An invisible and odorless radioactive gas that fluctuates daily. Radon is naturally occurring and found everywhere, impacting air quality.
Radon is the leading cause of lung cancer for non-smokers.
How does radon gas enter the home?
The uranium decay process that results in radon gas starts deep underground. Over time, radon gas travels up until it finally reaches the surface, which is often where homes are.
Home foundations and basements generally have different air pressure levels than the surrounding soil, which makes them act like vacuums for gases traveling through the soil.
Radon gas is drawn to homes on account of these forces, and can easily enter through cracks in basement flooring, foundations, pipes, and even water sources.
Once inside your home, radon gas will accumulate without proper ventilation in place. Radon concentration levels are compounded during the cold fall, winter, and spring months when homes are sealed for warmth.
Alarmingly, the winter months are also when people spend the most time indoors. School semesters are in full swing, offices are busy with employees who vacationed during the summer, and cold weather keeps people inside the comfort of home.
Finally, radon gas levels fluctuate throughout the day as well, with radon test results typically showing higher levels in the morning and lower levels at night.
What are the Health Effects of Radon?
When radon gas is inhaled into the lungsit decays into radioactive particles that release small bursts of energy. This energy is absorbed by nearby lung tissue, damaging the lung cells. When cells are damaged, they have the potential to result in cancer when they reproduce.
Radon exposure is the #1 cause of lung cancer in non-smokers. Exposure to high levels of radon in indoor air results in an increased risk of developing lung cancer. The risk of cancer depends on the level of radon and how long a person is exposed to those levels.

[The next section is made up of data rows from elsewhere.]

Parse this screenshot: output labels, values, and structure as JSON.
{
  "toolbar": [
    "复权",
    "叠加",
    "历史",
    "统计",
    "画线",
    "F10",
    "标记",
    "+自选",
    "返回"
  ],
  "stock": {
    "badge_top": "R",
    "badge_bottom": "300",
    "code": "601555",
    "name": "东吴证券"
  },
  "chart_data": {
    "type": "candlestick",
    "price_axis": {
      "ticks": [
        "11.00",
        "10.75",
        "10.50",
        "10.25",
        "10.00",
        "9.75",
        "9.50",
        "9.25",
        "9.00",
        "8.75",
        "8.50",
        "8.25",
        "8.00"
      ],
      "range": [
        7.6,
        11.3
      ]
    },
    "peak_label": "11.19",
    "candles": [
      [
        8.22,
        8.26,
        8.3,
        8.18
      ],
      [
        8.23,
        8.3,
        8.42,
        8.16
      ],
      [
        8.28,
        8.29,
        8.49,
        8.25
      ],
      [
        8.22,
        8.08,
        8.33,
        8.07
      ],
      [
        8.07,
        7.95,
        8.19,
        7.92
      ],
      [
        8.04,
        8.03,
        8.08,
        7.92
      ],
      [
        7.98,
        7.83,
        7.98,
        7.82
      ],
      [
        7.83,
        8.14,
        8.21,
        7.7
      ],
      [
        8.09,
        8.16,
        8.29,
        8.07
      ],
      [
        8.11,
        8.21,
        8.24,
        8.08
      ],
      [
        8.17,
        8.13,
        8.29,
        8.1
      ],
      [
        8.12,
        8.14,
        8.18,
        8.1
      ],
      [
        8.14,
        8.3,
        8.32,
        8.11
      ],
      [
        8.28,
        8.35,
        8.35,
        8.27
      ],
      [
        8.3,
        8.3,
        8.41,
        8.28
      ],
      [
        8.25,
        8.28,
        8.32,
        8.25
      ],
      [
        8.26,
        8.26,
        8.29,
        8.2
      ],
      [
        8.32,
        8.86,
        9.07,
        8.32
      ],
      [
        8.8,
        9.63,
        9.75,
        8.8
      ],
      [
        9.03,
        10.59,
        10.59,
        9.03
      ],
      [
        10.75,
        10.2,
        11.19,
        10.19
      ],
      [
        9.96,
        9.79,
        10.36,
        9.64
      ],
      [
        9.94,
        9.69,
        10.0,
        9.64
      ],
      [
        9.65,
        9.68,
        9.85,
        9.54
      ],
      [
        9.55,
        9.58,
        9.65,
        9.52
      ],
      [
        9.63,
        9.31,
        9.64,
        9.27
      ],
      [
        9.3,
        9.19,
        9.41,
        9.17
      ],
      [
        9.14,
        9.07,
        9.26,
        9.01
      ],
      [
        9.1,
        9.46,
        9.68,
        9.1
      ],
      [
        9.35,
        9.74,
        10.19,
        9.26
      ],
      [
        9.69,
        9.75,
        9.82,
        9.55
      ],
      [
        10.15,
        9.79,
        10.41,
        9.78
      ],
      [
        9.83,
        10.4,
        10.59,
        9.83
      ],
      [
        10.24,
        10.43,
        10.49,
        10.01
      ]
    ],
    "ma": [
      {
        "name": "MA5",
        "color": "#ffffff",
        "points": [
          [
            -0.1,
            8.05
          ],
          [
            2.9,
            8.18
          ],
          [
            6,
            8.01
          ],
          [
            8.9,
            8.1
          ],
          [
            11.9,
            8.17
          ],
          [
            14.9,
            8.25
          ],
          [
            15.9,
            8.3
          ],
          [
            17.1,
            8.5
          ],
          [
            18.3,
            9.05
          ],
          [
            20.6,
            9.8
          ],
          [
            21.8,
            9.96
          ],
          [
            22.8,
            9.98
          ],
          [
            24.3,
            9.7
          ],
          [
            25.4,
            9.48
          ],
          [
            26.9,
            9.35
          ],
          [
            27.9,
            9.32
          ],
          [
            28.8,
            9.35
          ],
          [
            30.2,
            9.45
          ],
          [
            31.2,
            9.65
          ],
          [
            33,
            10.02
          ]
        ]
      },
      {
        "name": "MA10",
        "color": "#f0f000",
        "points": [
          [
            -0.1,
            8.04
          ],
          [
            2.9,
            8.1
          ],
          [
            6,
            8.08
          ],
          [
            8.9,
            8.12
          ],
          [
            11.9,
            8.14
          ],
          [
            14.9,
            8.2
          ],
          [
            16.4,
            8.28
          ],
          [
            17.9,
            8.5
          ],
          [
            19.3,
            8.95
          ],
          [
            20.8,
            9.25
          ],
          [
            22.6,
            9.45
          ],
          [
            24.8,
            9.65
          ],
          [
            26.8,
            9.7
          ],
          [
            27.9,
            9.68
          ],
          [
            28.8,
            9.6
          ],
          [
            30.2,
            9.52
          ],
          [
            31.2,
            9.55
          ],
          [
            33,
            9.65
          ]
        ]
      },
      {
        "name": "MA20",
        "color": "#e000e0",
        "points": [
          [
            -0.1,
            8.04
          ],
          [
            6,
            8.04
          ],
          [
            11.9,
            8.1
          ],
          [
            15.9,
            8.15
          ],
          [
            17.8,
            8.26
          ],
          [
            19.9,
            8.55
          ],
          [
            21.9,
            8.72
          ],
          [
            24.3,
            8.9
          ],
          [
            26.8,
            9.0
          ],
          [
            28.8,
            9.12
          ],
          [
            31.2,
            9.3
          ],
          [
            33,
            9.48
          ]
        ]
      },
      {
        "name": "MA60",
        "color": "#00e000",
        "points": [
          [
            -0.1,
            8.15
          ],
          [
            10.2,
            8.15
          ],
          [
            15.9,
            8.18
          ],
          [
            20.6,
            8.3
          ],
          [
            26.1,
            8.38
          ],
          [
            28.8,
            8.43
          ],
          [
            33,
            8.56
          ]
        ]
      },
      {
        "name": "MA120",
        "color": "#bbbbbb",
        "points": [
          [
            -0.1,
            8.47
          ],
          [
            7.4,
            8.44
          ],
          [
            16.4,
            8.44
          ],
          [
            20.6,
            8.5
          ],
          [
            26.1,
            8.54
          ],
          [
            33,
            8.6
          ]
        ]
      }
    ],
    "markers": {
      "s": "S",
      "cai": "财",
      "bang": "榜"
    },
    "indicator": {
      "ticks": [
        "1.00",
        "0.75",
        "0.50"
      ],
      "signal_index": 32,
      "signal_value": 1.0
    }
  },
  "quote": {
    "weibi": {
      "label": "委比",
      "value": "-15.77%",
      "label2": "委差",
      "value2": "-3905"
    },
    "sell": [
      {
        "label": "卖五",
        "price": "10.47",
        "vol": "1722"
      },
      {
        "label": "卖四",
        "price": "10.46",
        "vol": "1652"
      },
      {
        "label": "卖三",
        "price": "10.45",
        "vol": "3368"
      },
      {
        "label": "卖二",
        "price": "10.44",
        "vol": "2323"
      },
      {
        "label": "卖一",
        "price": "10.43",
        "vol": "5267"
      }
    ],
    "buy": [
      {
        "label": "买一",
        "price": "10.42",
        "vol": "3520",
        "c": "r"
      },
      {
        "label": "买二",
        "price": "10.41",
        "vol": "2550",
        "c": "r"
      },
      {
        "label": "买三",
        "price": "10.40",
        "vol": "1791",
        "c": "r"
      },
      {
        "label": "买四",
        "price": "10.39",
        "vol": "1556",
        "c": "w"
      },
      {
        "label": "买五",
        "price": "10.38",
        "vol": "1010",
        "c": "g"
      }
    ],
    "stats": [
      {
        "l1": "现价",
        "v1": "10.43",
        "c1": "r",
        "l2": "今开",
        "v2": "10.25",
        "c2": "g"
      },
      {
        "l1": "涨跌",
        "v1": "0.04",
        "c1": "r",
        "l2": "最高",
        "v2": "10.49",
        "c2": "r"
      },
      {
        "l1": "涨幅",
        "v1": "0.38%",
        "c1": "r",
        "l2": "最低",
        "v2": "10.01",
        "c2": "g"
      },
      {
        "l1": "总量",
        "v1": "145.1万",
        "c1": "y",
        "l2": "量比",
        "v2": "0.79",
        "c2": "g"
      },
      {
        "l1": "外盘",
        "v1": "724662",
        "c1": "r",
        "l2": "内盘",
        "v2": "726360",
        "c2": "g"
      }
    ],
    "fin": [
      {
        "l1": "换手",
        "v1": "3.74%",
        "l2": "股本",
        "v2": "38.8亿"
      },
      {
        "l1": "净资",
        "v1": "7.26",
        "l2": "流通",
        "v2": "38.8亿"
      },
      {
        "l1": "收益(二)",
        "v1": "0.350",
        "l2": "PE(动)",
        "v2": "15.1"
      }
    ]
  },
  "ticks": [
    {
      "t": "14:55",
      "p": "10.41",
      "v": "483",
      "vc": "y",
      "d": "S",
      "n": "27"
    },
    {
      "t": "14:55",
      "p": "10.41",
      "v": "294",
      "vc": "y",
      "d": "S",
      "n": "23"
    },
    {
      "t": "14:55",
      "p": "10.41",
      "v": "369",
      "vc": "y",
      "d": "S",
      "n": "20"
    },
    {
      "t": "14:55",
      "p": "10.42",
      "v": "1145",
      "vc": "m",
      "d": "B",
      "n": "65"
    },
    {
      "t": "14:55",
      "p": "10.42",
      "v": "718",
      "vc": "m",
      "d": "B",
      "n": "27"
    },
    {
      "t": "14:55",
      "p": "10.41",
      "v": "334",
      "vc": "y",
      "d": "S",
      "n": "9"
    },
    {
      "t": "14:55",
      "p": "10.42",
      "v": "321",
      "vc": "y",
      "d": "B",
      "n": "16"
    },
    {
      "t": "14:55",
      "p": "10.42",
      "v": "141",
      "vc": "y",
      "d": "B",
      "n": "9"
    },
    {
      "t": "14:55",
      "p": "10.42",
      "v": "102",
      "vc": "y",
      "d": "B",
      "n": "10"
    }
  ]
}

Exposure to radon and tobacco use together can significantly increase your risk of lung cancer. For example, if you are a lifelong smoker your risk of getting lung cancer is 1 in 10. If you add long-term exposure to a high level of radon, your risk becomes 1 in 3. As a non-smoker, your lifetime lung cancer risk at the same high radon level is 1 in 20.
What is the Current Canadian Guideline for Radon in Indoor Air?
The Canadian guideline for radon in indoor air for dwellings is 200 Becquerels per cubic meter (200 Bq/m3). A Becquerel is a unit that measures the emission of radiation per second. The radon level in a dwelling should not be above the guideline. While the health risk from radon exposure below the Canadian guideline is small there is no level that is risk-free. It is the choice of each homeowner to decide what level of radon exposure they are willing to accept. The chart below compares the risk of dying of radon-induced lung cancer to other better-known risks such as car accidents, carbon monoxide, and house fires. The risk of lung cancer from radon gas exposure is significant but preventable. The only way to know your radon level is to test and if high levels are found take action to reduce them.
How Much Will it Cost to Reduce the Level of Radon in my Home?
The cost of radon reduction depends on the size and design of a home and the work that is needed. These costs typically range from $2000 to $4000.